Drake recently released his surprise album Honestly, Nevermind, and one of the songs on the album is titled "Texts Go Green".
Google tried to use the release of Drake's seventh album to explain the references Drake used in the song "Texts Go Green". Android took to its Twitter account, where it shared a video explaining that when a text is sent from any device that isn't an iOS device and received on iMessage, it's subjected to the "ugly" green color, or when an iPhone user has blocked the sender.
The Android team then pointed to the problem being entirely solvable by Apple, as the company just has to "adopt RCS (Rich Communication Services protocol)," which will, according to Android, "make texting more secure, too". Android then called upon one "super-talented engineer" to carry out its request, but as you may have expected, Apple hasn't replied.
Judging by Apple's stance on keeping its eco-system as closed off as it deems necessary, it seems likely that the company won't be removing the green color from non-iPhone texts anytime soon, especially with large portions of the population and culture currently viewing green texts as inferior to blue texts.
The joke, or fun Android is poking at Apple with the release of the above video seems to have somewhat landed on its face, with many Twitter users complaining about the Google Messages experience, as well as privacy issues. Actor Ryan Reynolds tuned into the video and replied, "Omg, I've learned so much."
The Android team also called Drake's song "a real banger" in their "unofficial lyric explainer", clearly illustrating how caught up they are with the cultural times and the current slang that is being used.
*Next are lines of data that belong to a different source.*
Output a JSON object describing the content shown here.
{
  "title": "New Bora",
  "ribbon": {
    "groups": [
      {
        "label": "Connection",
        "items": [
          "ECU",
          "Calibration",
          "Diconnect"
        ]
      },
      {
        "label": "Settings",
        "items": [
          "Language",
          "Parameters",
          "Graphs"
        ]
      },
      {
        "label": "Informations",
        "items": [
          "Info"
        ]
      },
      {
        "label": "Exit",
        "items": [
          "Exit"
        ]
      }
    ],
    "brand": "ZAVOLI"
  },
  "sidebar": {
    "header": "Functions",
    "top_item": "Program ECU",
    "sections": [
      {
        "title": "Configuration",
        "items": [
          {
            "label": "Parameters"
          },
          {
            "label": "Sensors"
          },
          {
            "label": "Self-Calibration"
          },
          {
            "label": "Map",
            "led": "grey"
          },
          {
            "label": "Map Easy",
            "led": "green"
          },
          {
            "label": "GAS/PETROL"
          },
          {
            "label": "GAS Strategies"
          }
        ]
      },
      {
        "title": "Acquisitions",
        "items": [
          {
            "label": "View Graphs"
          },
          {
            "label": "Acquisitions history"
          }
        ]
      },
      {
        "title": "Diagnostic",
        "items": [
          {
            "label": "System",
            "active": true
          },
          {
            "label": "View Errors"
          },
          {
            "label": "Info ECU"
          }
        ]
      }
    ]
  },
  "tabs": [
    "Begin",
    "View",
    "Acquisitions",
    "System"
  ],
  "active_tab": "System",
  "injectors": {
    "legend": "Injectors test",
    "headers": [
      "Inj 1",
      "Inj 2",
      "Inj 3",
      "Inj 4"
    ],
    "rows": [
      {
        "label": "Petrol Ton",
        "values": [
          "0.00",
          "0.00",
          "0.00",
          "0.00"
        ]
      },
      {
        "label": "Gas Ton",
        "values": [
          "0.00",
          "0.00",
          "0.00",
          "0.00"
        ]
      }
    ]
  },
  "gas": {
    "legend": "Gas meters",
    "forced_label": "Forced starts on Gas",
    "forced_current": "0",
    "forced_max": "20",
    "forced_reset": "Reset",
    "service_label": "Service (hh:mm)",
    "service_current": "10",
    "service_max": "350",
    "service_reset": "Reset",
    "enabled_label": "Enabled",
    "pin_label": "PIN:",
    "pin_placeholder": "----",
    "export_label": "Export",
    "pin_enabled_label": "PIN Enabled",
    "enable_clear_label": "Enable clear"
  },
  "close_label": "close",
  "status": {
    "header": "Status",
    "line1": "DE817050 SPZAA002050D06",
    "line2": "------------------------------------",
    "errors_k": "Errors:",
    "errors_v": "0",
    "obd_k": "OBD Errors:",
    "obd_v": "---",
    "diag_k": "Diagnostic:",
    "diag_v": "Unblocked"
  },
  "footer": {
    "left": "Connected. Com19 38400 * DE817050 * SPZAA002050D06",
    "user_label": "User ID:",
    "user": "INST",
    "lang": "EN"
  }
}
In other Google news, a group of US lawmakers have requested Google's parent company Alphabet to fix the its search engine and stop sending pregnant women to "fake" abortion clinics. An official letter signed by fourteen Senators and seven members of the House of Representatives, was sent to Google last week, and cited a study that found shocking statistics for Google search results.